**To do**
Copy out every line of the records where the string "votre" occurs.

**Study material**
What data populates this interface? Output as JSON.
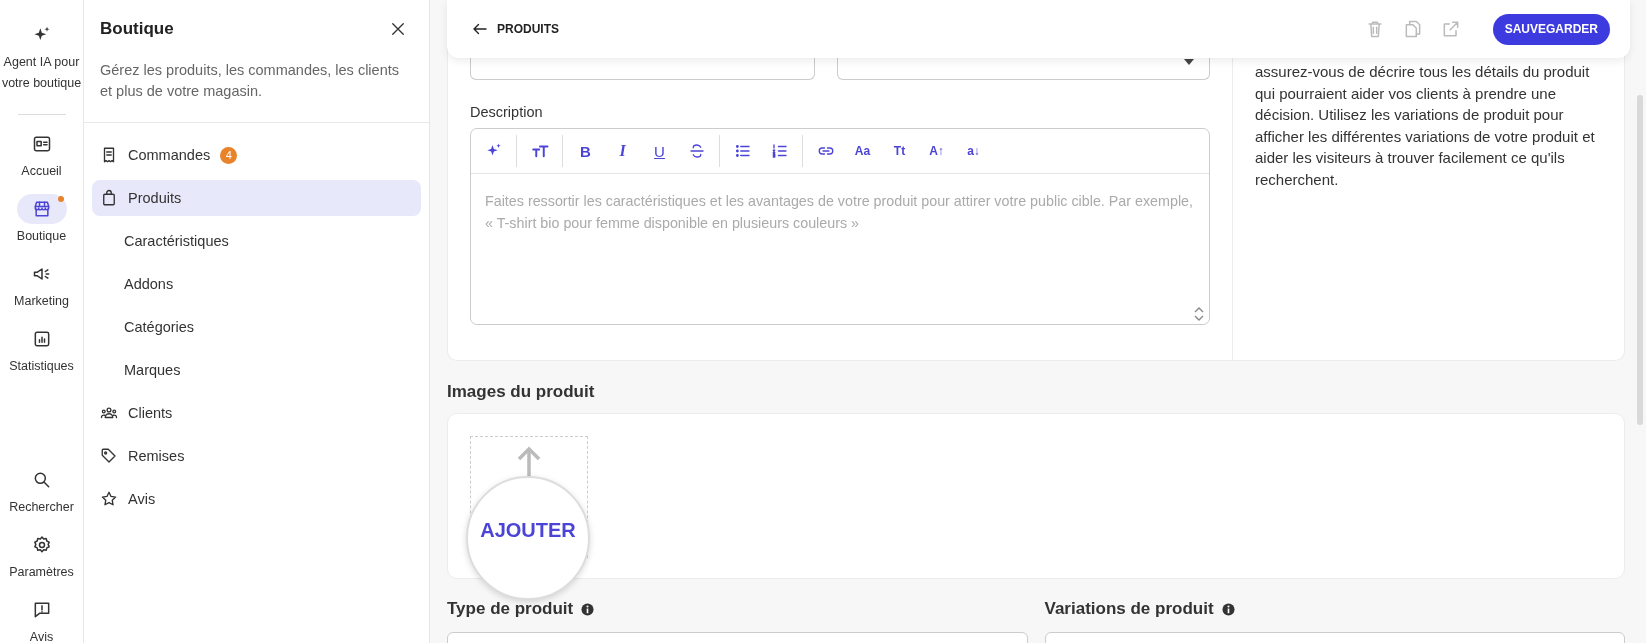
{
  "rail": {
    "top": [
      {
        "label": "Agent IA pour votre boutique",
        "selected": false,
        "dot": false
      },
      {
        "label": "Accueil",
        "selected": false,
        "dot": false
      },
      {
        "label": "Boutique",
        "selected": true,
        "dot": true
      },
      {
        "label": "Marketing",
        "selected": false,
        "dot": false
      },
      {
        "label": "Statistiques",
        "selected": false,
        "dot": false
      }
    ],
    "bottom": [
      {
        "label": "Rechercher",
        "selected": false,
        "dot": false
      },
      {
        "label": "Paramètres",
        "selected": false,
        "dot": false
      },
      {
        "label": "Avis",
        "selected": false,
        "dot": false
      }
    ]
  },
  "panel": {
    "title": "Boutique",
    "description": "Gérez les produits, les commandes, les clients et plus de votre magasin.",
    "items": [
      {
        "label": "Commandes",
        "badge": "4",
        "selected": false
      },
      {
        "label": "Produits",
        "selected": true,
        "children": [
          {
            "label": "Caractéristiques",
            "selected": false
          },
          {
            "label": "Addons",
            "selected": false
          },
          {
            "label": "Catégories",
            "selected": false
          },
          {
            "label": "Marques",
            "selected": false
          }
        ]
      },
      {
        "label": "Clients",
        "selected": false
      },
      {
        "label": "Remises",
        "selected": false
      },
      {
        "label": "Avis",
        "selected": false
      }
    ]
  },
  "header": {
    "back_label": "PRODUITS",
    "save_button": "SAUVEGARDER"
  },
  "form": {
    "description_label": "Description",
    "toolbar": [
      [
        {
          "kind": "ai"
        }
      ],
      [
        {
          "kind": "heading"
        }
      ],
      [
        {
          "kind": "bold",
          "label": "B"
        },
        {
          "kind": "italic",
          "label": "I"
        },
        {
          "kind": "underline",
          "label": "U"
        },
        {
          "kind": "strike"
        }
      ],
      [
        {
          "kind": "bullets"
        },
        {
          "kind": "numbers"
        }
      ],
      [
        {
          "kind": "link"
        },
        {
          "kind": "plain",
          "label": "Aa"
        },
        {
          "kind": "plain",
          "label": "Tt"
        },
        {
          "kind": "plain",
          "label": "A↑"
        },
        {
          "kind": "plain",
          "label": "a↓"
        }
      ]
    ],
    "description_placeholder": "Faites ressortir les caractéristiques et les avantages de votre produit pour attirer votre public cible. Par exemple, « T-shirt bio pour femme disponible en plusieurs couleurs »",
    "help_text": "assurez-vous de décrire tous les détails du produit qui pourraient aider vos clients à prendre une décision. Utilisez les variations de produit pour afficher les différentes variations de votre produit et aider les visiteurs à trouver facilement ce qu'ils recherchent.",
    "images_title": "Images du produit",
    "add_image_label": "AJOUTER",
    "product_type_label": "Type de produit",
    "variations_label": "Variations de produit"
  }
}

**Exercise result**
        "label": "Agent IA pour votre boutique",
    "description": "Gérez les produits, les commandes, les clients et plus de votre magasin.",
    "description_placeholder": "Faites ressortir les caractéristiques et les avantages de votre produit pour attirer votre public cible. Par exemple, « T-shirt bio pour femme disponible en plusieurs couleurs »",
    "help_text": "assurez-vous de décrire tous les détails du produit qui pourraient aider vos clients à prendre une décision. Utilisez les variations de produit pour afficher les différentes variations de votre produit et aider les visiteurs à trouver facilement ce qu'ils recherchent.",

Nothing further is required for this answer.